Much like getting your ears pierced, the process of tagging a cow takes little time and effort, but must be done carefully for the sake of the animal. Some extra care should also be taken after the cow has been tagged, to avoid infections and other complications. Below is a list of simple steps to be taken when tagging an animal, which can be applied by ranchers, 4-H and FFA enthusiasts, or just about any large animal owner.

1. Restrain or fasten the animal

It goes without saying that great care should be taken to prevent the cow from harming you or itself. Place the animal in a chute with a head gate, then secure its head with a halter, lead, or nose ring to the gate. If it’s a calf or a smaller animal, simply hoist it to its side and pin its neck while applying the tag.

2. Find the right spot for the tag

Tags should be placed in the middle of the ear, between its upper and lower ribs. There are various types of tags, but the most convenient are the 2-piece systems, which come in different colors, are inexpensive and are very simple to use. Make sure that you’ve marked your tags with permanent ink before moving on.

3. Disinfect the ear, the tag and the applicator

As you would with any skin surface undergoing a medical procedure, make sure the ear is clean. Some alcohol or disinfectant will do, and you only need to rub it in gently for a few seconds. Then rub the applicator and the tags using different cotton swabs. Repeat for every animal.
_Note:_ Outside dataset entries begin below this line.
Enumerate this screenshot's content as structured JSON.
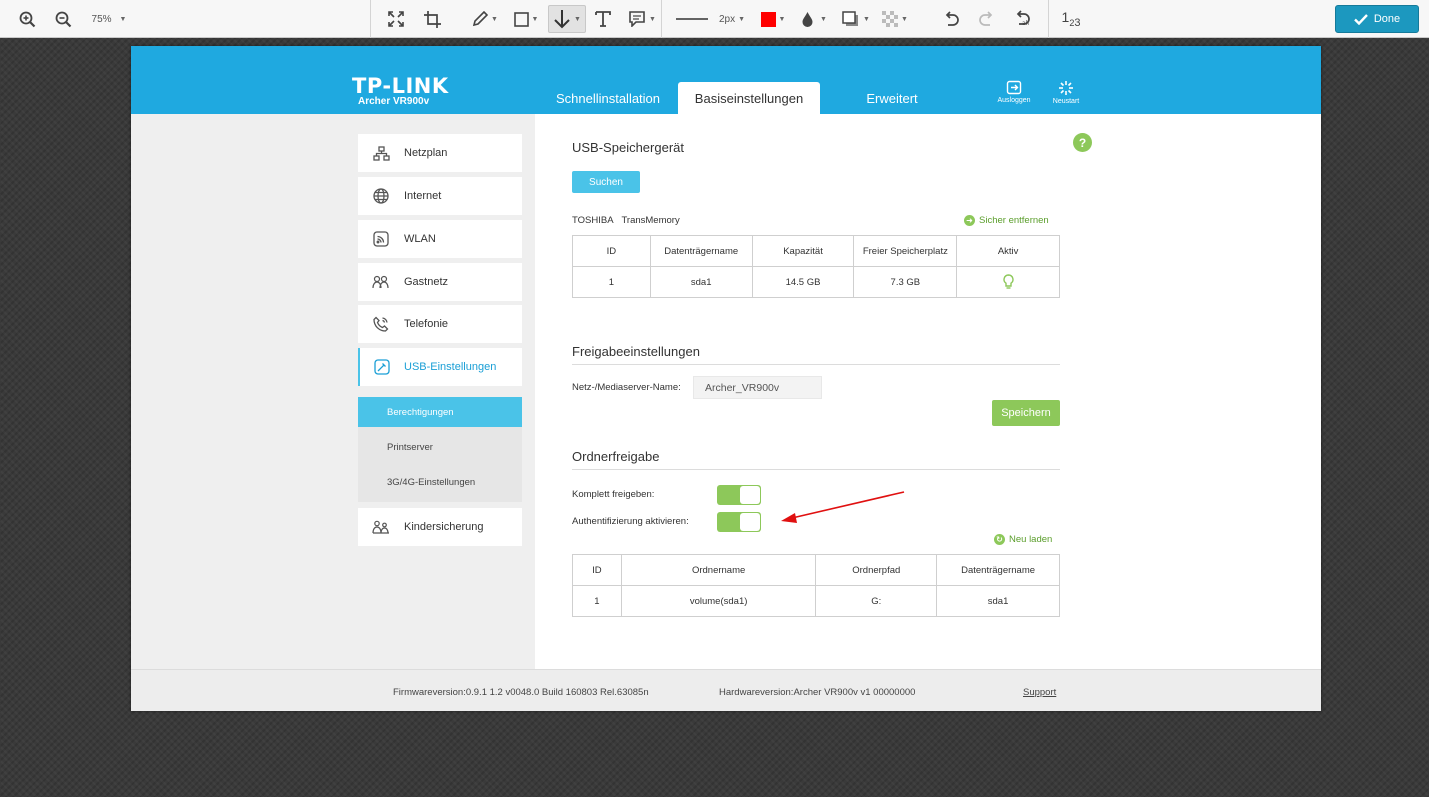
{
  "toolbar": {
    "zoom_label": "75%",
    "stroke_width_label": "2px",
    "counter_label": "1",
    "counter_sub": "2",
    "counter_sub2": "3",
    "done_label": "Done",
    "accent_color": "#1c98bf",
    "fill_color": "#ff0000"
  },
  "header": {
    "logo": "TP-LINK",
    "model": "Archer VR900v",
    "tabs": [
      "Schnellinstallation",
      "Basiseinstellungen",
      "Erweitert"
    ],
    "logout_label": "Ausloggen",
    "restart_label": "Neustart",
    "brand_color": "#1fa9e0"
  },
  "sidebar": {
    "items": [
      {
        "label": "Netzplan",
        "icon": "network-icon"
      },
      {
        "label": "Internet",
        "icon": "globe-icon"
      },
      {
        "label": "WLAN",
        "icon": "wifi-icon"
      },
      {
        "label": "Gastnetz",
        "icon": "guest-icon"
      },
      {
        "label": "Telefonie",
        "icon": "phone-icon"
      },
      {
        "label": "USB-Einstellungen",
        "icon": "usb-icon"
      }
    ],
    "subitems": [
      "Berechtigungen",
      "Printserver",
      "3G/4G-Einstellungen"
    ],
    "last_item": "Kindersicherung"
  },
  "usb": {
    "title": "USB-Speichergerät",
    "search_button": "Suchen",
    "device_vendor": "TOSHIBA",
    "device_name": "TransMemory",
    "remove_link": "Sicher entfernen",
    "table_headers": [
      "ID",
      "Datenträgername",
      "Kapazität",
      "Freier Speicherplatz",
      "Aktiv"
    ],
    "table_rows": [
      [
        "1",
        "sda1",
        "14.5 GB",
        "7.3 GB"
      ]
    ]
  },
  "share": {
    "title": "Freigabeeinstellungen",
    "server_label": "Netz-/Mediaserver-Name:",
    "server_value": "Archer_VR900v",
    "save_button": "Speichern"
  },
  "folder": {
    "title": "Ordnerfreigabe",
    "share_all_label": "Komplett freigeben:",
    "share_all_enabled": true,
    "auth_label": "Authentifizierung aktivieren:",
    "auth_enabled": true,
    "reload_link": "Neu laden",
    "table_headers": [
      "ID",
      "Ordnername",
      "Ordnerpfad",
      "Datenträgername"
    ],
    "table_rows": [
      [
        "1",
        "volume(sda1)",
        "G:",
        "sda1"
      ]
    ]
  },
  "footer": {
    "firmware": "Firmwareversion:0.9.1 1.2 v0048.0 Build 160803 Rel.63085n",
    "hardware": "Hardwareversion:Archer VR900v v1 00000000",
    "support": "Support"
  },
  "annotation_color": "#e01010"
}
4. Pierce the ear

Insert the panel stud into the pin on the applicator jaw, and slide the button in the clip opposite. The button should be facing the inside of the ear, and the panel stud should pierce through from the outside of the ear. Before pressing, check that the applicator jaws align. Simply bring them together without squeezing, to check that the stud is aligned with the center of the button. Once you’ve checked the applicator, simply close it quickly and firmly until you hear a loud click, and then release it.

5. Final check

After you’ve tagged the ear, gently pull at the tag to see that it is fastened securely. You can place another tag or button in the other ear, as well. Then check the applicator and replace the pin, if need be.
Once a tag is applied, it should stay in place for years. There are various types of tagging systems. With an electronic identification system (EID) or a radio frequency ID system (RFID), tags are applied similarly, but they can be flag-shaped or button-shaped, and made of plastic or metal. Which of these you use is completely up to you.